By Phillip Snyder, Executive Director
Published in the Englewood Sun on June 1, 2014
If you are a full-time resident of southwest Florida, all you have to put up with during the summer months are heat, humidity, a constant threat of rain and summer storms, and the fact that most of our business and resources have traveled north. Beyond those small deterrents, this is a wonderful area of the country to live in.
It is sad but true that both businesses and nonprofit organizations suffer from more than just the heat during the late spring, summer, and early fall months. It may be our wet season, but many of us experience a long dry spell when it comes to customers and financial support.
In the case of the Suncoast Humane Society, many of our resources are not available when needed most. As a nonprofit organization operating an animal-care center, the births of many puppies and kittens occur in the spring and summer, adding to the pet overpopulation problem, along with the normal influx of animals. During this critical time, many of our volunters, who do a wonderful job helping us help the animals, as well as provide much-needed assistance with our services and programs, are at their northern homes.
The same is true for much of our financial support from many of our caring donors. Our major fundraising events are held "in season" for one reason - this is the time of year when there are people to attend the events and help to support our programs and services.
This means that, during the summer months when there are more animals that need our help, we have fewer resources available to assist. I am quite sure many businesses and other nonprofit groups in our communities also experience the same financial drought.
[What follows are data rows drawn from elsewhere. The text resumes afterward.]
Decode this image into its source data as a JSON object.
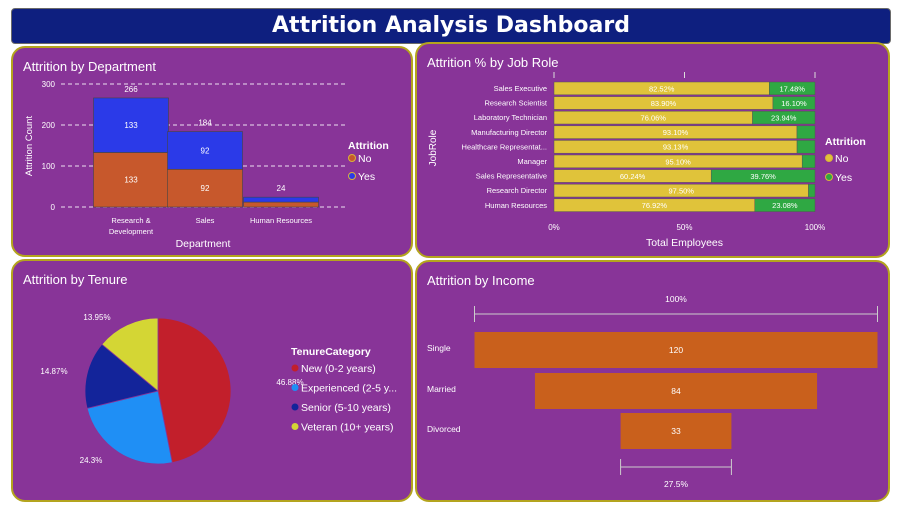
{
  "title": "Attrition Analysis Dashboard",
  "colors": {
    "panel": "#883498",
    "border": "#b4a41e",
    "no": "#c7582c",
    "yes": "#2b3ae8",
    "role_no": "#e0c33a",
    "role_yes": "#2fa843",
    "tenure": [
      "#c21f2b",
      "#1f8ff5",
      "#13249a",
      "#d4d634"
    ],
    "income": "#c9601c"
  },
  "chart_data": [
    {
      "type": "bar",
      "title": "Attrition by Department",
      "xlabel": "Department",
      "ylabel": "Attrition Count",
      "ylim": [
        0,
        300
      ],
      "yticks": [
        "0",
        "100",
        "200",
        "300"
      ],
      "categories": [
        "Research &",
        "Sales",
        "Human Resources"
      ],
      "category_lines2": [
        "Development",
        "",
        ""
      ],
      "series": [
        {
          "name": "No",
          "values": [
            133,
            92,
            12
          ]
        },
        {
          "name": "Yes",
          "values": [
            133,
            92,
            12
          ]
        }
      ],
      "totals": [
        266,
        184,
        24
      ],
      "inner_labels_no": [
        "133",
        "92",
        ""
      ],
      "inner_labels_yes": [
        "133",
        "92",
        ""
      ],
      "legend_title": "Attrition",
      "legend": [
        "No",
        "Yes"
      ],
      "grid": true
    },
    {
      "type": "bar",
      "title": "Attrition % by Job Role",
      "xlabel": "Total Employees",
      "ylabel": "JobRole",
      "xticks": [
        "0%",
        "50%",
        "100%"
      ],
      "categories": [
        "Sales Executive",
        "Research Scientist",
        "Laboratory Technician",
        "Manufacturing Director",
        "Healthcare Representat...",
        "Manager",
        "Sales Representative",
        "Research Director",
        "Human Resources"
      ],
      "series": [
        {
          "name": "No",
          "values": [
            82.52,
            83.9,
            76.06,
            93.1,
            93.13,
            95.1,
            60.24,
            97.5,
            76.92
          ]
        },
        {
          "name": "Yes",
          "values": [
            17.48,
            16.1,
            23.94,
            6.9,
            6.87,
            4.9,
            39.76,
            2.5,
            23.08
          ]
        }
      ],
      "labels_no": [
        "82.52%",
        "83.90%",
        "76.06%",
        "93.10%",
        "93.13%",
        "95.10%",
        "60.24%",
        "97.50%",
        "76.92%"
      ],
      "labels_yes": [
        "17.48%",
        "16.10%",
        "23.94%",
        "",
        "",
        "",
        "39.76%",
        "",
        "23.08%"
      ],
      "legend_title": "Attrition",
      "legend": [
        "No",
        "Yes"
      ]
    },
    {
      "type": "pie",
      "title": "Attrition by Tenure",
      "legend_title": "TenureCategory",
      "categories": [
        "New (0-2 years)",
        "Experienced (2-5 y...",
        "Senior (5-10 years)",
        "Veteran (10+ years)"
      ],
      "values": [
        46.88,
        24.3,
        14.87,
        13.95
      ],
      "labels": [
        "46.88%",
        "24.3%",
        "14.87%",
        "13.95%"
      ]
    },
    {
      "type": "bar",
      "title": "Attrition by Income",
      "categories": [
        "Single",
        "Married",
        "Divorced"
      ],
      "values": [
        120,
        84,
        33
      ],
      "top_label": "100%",
      "bottom_label": "27.5%"
    }
  ]
}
Compassion and caring are not a seasonal option. The needs of the animals and the people in our communities remain the same year-round. The Suncoast Humane Society, our businesses and other nonprofit organizations need your help each year from January through December. And, yes, especially through our long and hot Dog Days of Summer.